[Dataset rows describing interfaces]
--*--

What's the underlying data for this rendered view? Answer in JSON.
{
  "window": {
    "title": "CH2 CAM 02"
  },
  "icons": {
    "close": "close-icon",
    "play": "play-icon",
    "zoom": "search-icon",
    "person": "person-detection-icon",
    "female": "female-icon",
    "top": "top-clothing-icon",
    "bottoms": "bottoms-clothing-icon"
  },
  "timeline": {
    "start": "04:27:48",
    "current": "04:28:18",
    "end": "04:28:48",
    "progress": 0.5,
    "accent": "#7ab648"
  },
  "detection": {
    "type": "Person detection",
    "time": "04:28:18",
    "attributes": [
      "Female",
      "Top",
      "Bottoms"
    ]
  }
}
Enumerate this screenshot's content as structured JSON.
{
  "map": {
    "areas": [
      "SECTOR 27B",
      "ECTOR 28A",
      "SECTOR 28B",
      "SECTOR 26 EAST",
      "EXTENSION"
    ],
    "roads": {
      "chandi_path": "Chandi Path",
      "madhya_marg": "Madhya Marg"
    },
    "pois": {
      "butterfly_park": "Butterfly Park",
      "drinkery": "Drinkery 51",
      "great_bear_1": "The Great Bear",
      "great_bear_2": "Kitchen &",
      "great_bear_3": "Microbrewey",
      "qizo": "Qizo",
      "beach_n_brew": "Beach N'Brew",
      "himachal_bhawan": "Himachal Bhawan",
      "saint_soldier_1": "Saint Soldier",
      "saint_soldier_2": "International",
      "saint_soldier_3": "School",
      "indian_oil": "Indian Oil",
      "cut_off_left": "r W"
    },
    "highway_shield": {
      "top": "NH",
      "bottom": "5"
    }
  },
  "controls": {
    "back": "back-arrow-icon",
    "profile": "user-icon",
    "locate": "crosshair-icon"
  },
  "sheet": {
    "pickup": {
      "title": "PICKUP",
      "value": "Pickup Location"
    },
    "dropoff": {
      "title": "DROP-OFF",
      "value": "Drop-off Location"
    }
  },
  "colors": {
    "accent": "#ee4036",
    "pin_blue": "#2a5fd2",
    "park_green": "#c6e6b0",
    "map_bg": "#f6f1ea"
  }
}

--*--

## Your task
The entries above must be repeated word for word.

## Reply
What's the underlying data for this rendered view? Answer in JSON.
{
  "window": {
    "title": "CH2 CAM 02"
  },
  "icons": {
    "close": "close-icon",
    "play": "play-icon",
    "zoom": "search-icon",
    "person": "person-detection-icon",
    "female": "female-icon",
    "top": "top-clothing-icon",
    "bottoms": "bottoms-clothing-icon"
  },
  "timeline": {
    "start": "04:27:48",
    "current": "04:28:18",
    "end": "04:28:48",
    "progress": 0.5,
    "accent": "#7ab648"
  },
  "detection": {
    "type": "Person detection",
    "time": "04:28:18",
    "attributes": [
      "Female",
      "Top",
      "Bottoms"
    ]
  }
}
Enumerate this screenshot's content as structured JSON.
{
  "map": {
    "areas": [
      "SECTOR 27B",
      "ECTOR 28A",
      "SECTOR 28B",
      "SECTOR 26 EAST",
      "EXTENSION"
    ],
    "roads": {
      "chandi_path": "Chandi Path",
      "madhya_marg": "Madhya Marg"
    },
    "pois": {
      "butterfly_park": "Butterfly Park",
      "drinkery": "Drinkery 51",
      "great_bear_1": "The Great Bear",
      "great_bear_2": "Kitchen &",
      "great_bear_3": "Microbrewey",
      "qizo": "Qizo",
      "beach_n_brew": "Beach N'Brew",
      "himachal_bhawan": "Himachal Bhawan",
      "saint_soldier_1": "Saint Soldier",
      "saint_soldier_2": "International",
      "saint_soldier_3": "School",
      "indian_oil": "Indian Oil",
      "cut_off_left": "r W"
    },
    "highway_shield": {
      "top": "NH",
      "bottom": "5"
    }
  },
  "controls": {
    "back": "back-arrow-icon",
    "profile": "user-icon",
    "locate": "crosshair-icon"
  },
  "sheet": {
    "pickup": {
      "title": "PICKUP",
      "value": "Pickup Location"
    },
    "dropoff": {
      "title": "DROP-OFF",
      "value": "Drop-off Location"
    }
  },
  "colors": {
    "accent": "#ee4036",
    "pin_blue": "#2a5fd2",
    "park_green": "#c6e6b0",
    "map_bg": "#f6f1ea"
  }
}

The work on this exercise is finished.